Task statement: Look through the lines below and extract any with the word "this".

[Element data from apps and pages]
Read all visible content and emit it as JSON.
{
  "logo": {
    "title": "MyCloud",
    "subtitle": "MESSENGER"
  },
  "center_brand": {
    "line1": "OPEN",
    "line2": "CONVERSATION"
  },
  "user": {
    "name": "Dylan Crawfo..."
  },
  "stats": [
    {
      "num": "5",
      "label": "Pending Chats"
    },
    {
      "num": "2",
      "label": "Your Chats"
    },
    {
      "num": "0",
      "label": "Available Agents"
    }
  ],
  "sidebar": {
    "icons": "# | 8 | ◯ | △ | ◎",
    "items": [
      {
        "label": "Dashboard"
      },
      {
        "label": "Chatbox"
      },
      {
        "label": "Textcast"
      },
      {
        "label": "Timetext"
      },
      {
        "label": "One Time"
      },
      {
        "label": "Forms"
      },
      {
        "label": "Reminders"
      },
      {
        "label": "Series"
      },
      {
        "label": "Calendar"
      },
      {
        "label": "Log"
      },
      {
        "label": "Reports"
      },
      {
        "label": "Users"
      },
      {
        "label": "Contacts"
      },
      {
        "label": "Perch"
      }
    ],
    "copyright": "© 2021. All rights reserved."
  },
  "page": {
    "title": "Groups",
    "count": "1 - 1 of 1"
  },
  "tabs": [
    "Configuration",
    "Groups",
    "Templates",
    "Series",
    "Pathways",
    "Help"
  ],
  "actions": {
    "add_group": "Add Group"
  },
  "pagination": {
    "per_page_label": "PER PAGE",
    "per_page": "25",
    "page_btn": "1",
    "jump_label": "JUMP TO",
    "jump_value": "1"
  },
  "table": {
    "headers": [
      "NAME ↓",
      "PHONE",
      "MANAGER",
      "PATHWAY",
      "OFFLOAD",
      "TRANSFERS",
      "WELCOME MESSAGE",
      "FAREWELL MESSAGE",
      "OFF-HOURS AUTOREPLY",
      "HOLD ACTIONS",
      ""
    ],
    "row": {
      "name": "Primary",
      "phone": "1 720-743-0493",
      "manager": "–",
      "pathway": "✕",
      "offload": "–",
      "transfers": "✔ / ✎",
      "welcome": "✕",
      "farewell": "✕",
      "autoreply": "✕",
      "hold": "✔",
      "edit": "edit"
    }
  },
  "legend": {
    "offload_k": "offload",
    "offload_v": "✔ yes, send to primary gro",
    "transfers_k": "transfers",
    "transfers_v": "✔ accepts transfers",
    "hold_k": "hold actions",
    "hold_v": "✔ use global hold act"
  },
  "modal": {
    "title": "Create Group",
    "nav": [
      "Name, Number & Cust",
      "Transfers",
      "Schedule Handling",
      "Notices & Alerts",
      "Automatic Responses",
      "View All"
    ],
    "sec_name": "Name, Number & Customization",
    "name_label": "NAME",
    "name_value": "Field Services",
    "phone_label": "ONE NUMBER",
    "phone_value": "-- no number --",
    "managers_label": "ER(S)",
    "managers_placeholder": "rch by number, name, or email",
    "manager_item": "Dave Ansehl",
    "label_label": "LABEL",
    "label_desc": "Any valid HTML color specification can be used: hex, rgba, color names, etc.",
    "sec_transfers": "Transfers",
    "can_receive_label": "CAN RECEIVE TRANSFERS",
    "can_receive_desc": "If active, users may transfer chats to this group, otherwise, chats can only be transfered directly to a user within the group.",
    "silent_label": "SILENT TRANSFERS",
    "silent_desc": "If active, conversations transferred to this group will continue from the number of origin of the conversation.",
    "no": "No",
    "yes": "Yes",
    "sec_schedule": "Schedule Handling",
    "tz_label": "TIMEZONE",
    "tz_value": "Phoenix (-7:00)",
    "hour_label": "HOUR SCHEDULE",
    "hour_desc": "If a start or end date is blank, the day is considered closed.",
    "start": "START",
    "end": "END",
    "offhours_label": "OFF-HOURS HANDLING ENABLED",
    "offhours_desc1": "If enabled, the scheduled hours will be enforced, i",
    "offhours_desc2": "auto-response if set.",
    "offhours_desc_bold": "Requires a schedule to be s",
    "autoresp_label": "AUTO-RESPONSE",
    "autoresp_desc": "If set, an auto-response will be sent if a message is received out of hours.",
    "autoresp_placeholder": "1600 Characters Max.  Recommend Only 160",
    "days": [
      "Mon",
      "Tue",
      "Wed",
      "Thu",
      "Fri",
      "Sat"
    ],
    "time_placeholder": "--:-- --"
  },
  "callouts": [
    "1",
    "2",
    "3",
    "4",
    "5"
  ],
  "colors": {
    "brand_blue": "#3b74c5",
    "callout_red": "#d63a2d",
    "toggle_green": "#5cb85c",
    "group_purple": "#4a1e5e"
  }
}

Reply to the exercise:
    "can_receive_desc": "If active, users may transfer chats to this group, otherwise, chats can only be transfered directly to a user within the group.",
    "silent_desc": "If active, conversations transferred to this group will continue from the number of origin of the conversation.",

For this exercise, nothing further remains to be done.